The authors studied blood lead levels of 226 randomly selected children, aged 6-92 mo, who lived in either a lead-mining area or a nonmining area, and 69 controls.
The authors sought to determine to what extent mining activities contributed to blood lead levels in the children.
The mean blood lead levels in the study and control groups were 6.52 mug/dl and 3.43 mug/dl, respectively.
The corresponding proportions of children with elevated blood lead levels were 17% and 3%. Soil and dust lead levels were up to 10 times higher in the study than the control group.
Elevated blood lead levels appeared to result from exposure to both lead-mining waste and lead-based paint.
Mining waste was the cause of the higher prevalence of elevated blood lead levels in these children.
Mots-clés Pascal : Plomb, Métal lourd, Industrie extractive, Mine, Pollution, Environnement, Proximité, Enfant, Homme, Taux, Epidémiologie, Missouri, Etats Unis, Amérique du Nord, Amérique, Zone résidentielle, Zone industrielle
Mots-clés Pascal anglais : Lead, Heavy metal, Mining industry, Mine, Pollution, Environment, Proximity, Child, Human, Rate, Epidemiology, Missouri, United States, North America, America, Residential zone, Industrial area
Notice produite par :

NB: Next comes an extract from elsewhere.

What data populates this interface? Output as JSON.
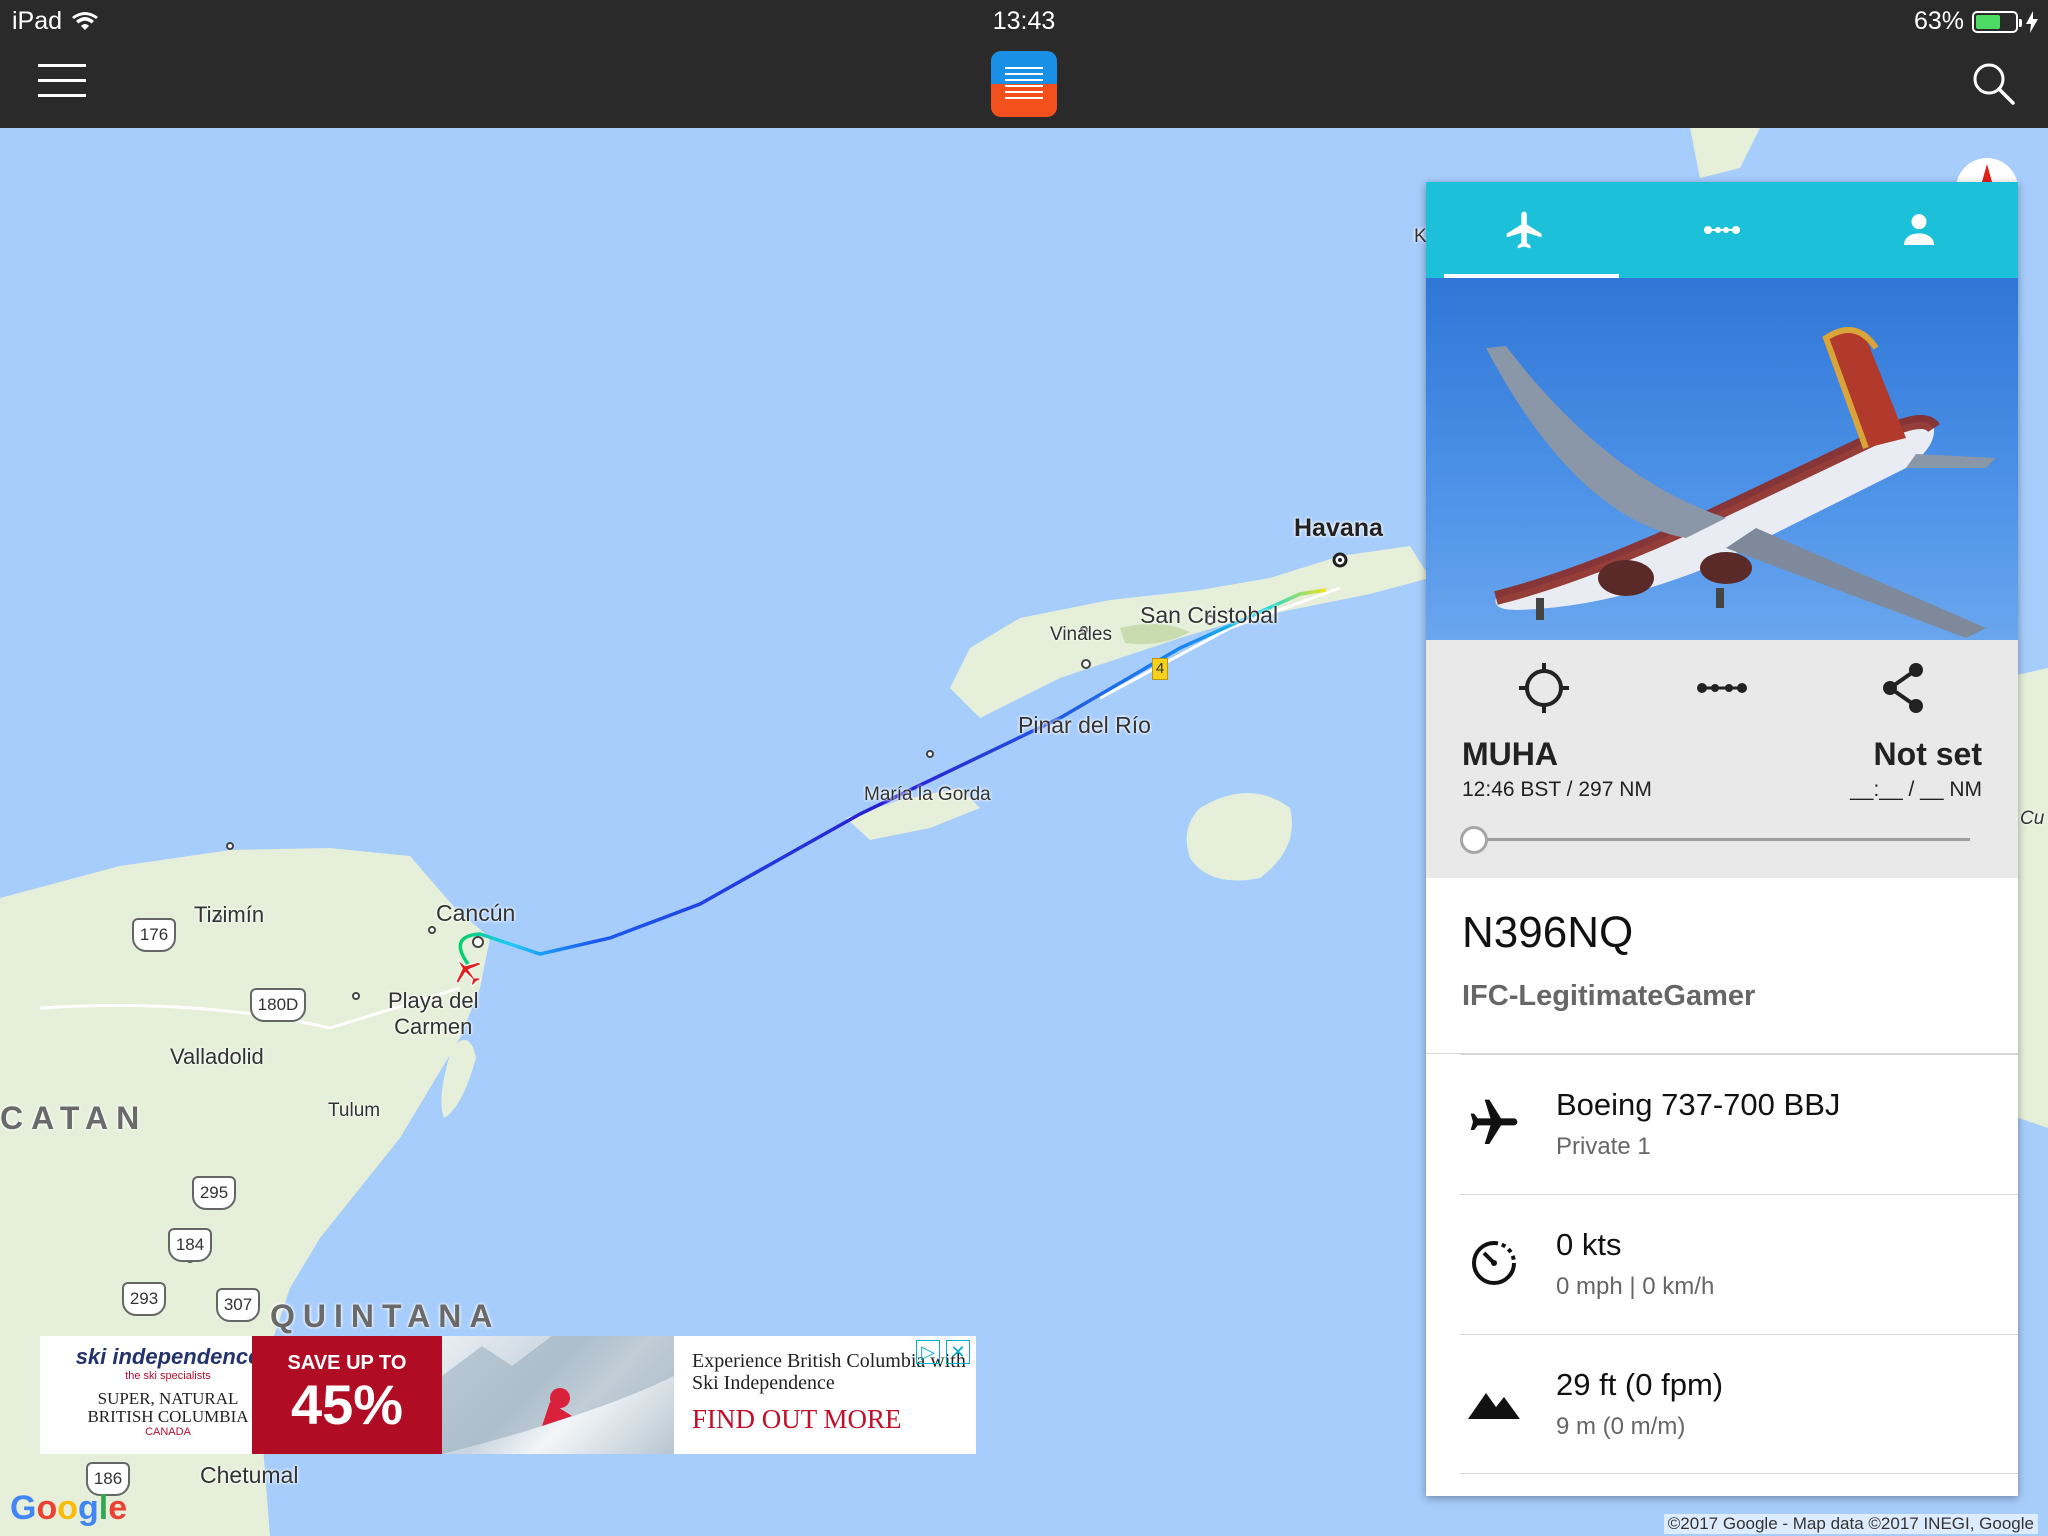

Inist-CNRS - Institut de l'Information Scientifique et Technique
Cote : 99-0117782
Code Inist : 002B03L05. Création : 16/11/1999.